[Start of Attachment]

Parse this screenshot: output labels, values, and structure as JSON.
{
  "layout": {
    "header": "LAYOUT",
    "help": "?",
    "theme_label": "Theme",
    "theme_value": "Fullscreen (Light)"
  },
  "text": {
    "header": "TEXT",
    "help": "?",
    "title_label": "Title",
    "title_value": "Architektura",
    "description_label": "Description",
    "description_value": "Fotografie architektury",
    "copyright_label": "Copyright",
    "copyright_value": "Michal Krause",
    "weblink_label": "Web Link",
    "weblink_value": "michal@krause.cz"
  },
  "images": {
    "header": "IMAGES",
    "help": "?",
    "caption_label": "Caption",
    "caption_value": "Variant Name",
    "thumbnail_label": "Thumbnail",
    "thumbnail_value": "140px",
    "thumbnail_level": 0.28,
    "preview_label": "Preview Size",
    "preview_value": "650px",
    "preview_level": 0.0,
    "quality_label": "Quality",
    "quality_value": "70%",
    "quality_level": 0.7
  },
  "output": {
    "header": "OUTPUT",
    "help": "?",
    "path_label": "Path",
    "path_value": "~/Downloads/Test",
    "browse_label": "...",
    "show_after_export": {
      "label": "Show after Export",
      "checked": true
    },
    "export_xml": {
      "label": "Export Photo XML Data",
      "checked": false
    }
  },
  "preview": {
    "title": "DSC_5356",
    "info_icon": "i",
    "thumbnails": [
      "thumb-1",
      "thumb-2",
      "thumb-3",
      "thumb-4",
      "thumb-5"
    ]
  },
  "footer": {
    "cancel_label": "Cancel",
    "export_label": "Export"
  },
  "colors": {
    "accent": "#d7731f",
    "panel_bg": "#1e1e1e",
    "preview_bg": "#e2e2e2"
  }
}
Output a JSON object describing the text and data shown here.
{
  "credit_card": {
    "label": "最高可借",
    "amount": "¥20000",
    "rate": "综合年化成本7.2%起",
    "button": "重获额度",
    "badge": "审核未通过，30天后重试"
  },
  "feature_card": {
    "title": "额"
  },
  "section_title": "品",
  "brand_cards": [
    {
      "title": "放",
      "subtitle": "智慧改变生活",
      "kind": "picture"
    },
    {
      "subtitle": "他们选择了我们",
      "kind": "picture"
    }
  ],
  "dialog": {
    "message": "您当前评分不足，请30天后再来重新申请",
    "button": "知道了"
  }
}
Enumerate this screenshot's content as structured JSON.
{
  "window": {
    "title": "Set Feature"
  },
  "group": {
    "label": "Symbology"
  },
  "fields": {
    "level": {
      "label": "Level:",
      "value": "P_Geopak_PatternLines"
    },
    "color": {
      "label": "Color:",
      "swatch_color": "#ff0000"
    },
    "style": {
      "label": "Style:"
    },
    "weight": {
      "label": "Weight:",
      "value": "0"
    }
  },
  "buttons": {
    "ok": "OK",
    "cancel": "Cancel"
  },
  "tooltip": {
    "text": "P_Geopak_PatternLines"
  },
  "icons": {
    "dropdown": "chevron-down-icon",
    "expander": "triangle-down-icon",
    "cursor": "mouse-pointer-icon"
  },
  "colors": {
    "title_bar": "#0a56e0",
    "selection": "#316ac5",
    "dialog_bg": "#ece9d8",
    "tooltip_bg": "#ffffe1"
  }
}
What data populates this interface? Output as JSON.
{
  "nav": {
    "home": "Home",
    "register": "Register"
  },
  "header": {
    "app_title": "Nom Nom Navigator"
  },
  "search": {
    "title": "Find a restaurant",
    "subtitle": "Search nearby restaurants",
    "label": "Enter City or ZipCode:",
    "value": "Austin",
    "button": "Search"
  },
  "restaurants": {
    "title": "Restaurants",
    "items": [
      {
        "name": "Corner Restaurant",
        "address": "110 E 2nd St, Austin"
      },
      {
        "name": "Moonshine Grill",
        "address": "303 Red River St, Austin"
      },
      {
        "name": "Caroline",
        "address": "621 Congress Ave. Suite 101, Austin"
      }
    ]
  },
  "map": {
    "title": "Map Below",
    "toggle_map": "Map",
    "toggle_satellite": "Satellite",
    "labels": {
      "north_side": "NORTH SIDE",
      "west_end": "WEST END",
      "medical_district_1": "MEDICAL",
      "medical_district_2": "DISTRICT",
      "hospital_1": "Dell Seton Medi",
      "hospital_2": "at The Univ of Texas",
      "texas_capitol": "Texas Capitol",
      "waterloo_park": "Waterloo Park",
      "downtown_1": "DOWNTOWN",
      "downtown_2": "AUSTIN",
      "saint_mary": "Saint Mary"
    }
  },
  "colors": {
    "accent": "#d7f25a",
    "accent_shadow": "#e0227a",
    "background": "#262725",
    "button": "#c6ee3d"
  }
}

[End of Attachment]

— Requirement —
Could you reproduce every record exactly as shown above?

— Solution to this exercise —
Parse this screenshot: output labels, values, and structure as JSON.
{
  "layout": {
    "header": "LAYOUT",
    "help": "?",
    "theme_label": "Theme",
    "theme_value": "Fullscreen (Light)"
  },
  "text": {
    "header": "TEXT",
    "help": "?",
    "title_label": "Title",
    "title_value": "Architektura",
    "description_label": "Description",
    "description_value": "Fotografie architektury",
    "copyright_label": "Copyright",
    "copyright_value": "Michal Krause",
    "weblink_label": "Web Link",
    "weblink_value": "michal@krause.cz"
  },
  "images": {
    "header": "IMAGES",
    "help": "?",
    "caption_label": "Caption",
    "caption_value": "Variant Name",
    "thumbnail_label": "Thumbnail",
    "thumbnail_value": "140px",
    "thumbnail_level": 0.28,
    "preview_label": "Preview Size",
    "preview_value": "650px",
    "preview_level": 0.0,
    "quality_label": "Quality",
    "quality_value": "70%",
    "quality_level": 0.7
  },
  "output": {
    "header": "OUTPUT",
    "help": "?",
    "path_label": "Path",
    "path_value": "~/Downloads/Test",
    "browse_label": "...",
    "show_after_export": {
      "label": "Show after Export",
      "checked": true
    },
    "export_xml": {
      "label": "Export Photo XML Data",
      "checked": false
    }
  },
  "preview": {
    "title": "DSC_5356",
    "info_icon": "i",
    "thumbnails": [
      "thumb-1",
      "thumb-2",
      "thumb-3",
      "thumb-4",
      "thumb-5"
    ]
  },
  "footer": {
    "cancel_label": "Cancel",
    "export_label": "Export"
  },
  "colors": {
    "accent": "#d7731f",
    "panel_bg": "#1e1e1e",
    "preview_bg": "#e2e2e2"
  }
}
Output a JSON object describing the text and data shown here.
{
  "credit_card": {
    "label": "最高可借",
    "amount": "¥20000",
    "rate": "综合年化成本7.2%起",
    "button": "重获额度",
    "badge": "审核未通过，30天后重试"
  },
  "feature_card": {
    "title": "额"
  },
  "section_title": "品",
  "brand_cards": [
    {
      "title": "放",
      "subtitle": "智慧改变生活",
      "kind": "picture"
    },
    {
      "subtitle": "他们选择了我们",
      "kind": "picture"
    }
  ],
  "dialog": {
    "message": "您当前评分不足，请30天后再来重新申请",
    "button": "知道了"
  }
}
Enumerate this screenshot's content as structured JSON.
{
  "window": {
    "title": "Set Feature"
  },
  "group": {
    "label": "Symbology"
  },
  "fields": {
    "level": {
      "label": "Level:",
      "value": "P_Geopak_PatternLines"
    },
    "color": {
      "label": "Color:",
      "swatch_color": "#ff0000"
    },
    "style": {
      "label": "Style:"
    },
    "weight": {
      "label": "Weight:",
      "value": "0"
    }
  },
  "buttons": {
    "ok": "OK",
    "cancel": "Cancel"
  },
  "tooltip": {
    "text": "P_Geopak_PatternLines"
  },
  "icons": {
    "dropdown": "chevron-down-icon",
    "expander": "triangle-down-icon",
    "cursor": "mouse-pointer-icon"
  },
  "colors": {
    "title_bar": "#0a56e0",
    "selection": "#316ac5",
    "dialog_bg": "#ece9d8",
    "tooltip_bg": "#ffffe1"
  }
}
What data populates this interface? Output as JSON.
{
  "nav": {
    "home": "Home",
    "register": "Register"
  },
  "header": {
    "app_title": "Nom Nom Navigator"
  },
  "search": {
    "title": "Find a restaurant",
    "subtitle": "Search nearby restaurants",
    "label": "Enter City or ZipCode:",
    "value": "Austin",
    "button": "Search"
  },
  "restaurants": {
    "title": "Restaurants",
    "items": [
      {
        "name": "Corner Restaurant",
        "address": "110 E 2nd St, Austin"
      },
      {
        "name": "Moonshine Grill",
        "address": "303 Red River St, Austin"
      },
      {
        "name": "Caroline",
        "address": "621 Congress Ave. Suite 101, Austin"
      }
    ]
  },
  "map": {
    "title": "Map Below",
    "toggle_map": "Map",
    "toggle_satellite": "Satellite",
    "labels": {
      "north_side": "NORTH SIDE",
      "west_end": "WEST END",
      "medical_district_1": "MEDICAL",
      "medical_district_2": "DISTRICT",
      "hospital_1": "Dell Seton Medi",
      "hospital_2": "at The Univ of Texas",
      "texas_capitol": "Texas Capitol",
      "waterloo_park": "Waterloo Park",
      "downtown_1": "DOWNTOWN",
      "downtown_2": "AUSTIN",
      "saint_mary": "Saint Mary"
    }
  },
  "colors": {
    "accent": "#d7f25a",
    "accent_shadow": "#e0227a",
    "background": "#262725",
    "button": "#c6ee3d"
  }
}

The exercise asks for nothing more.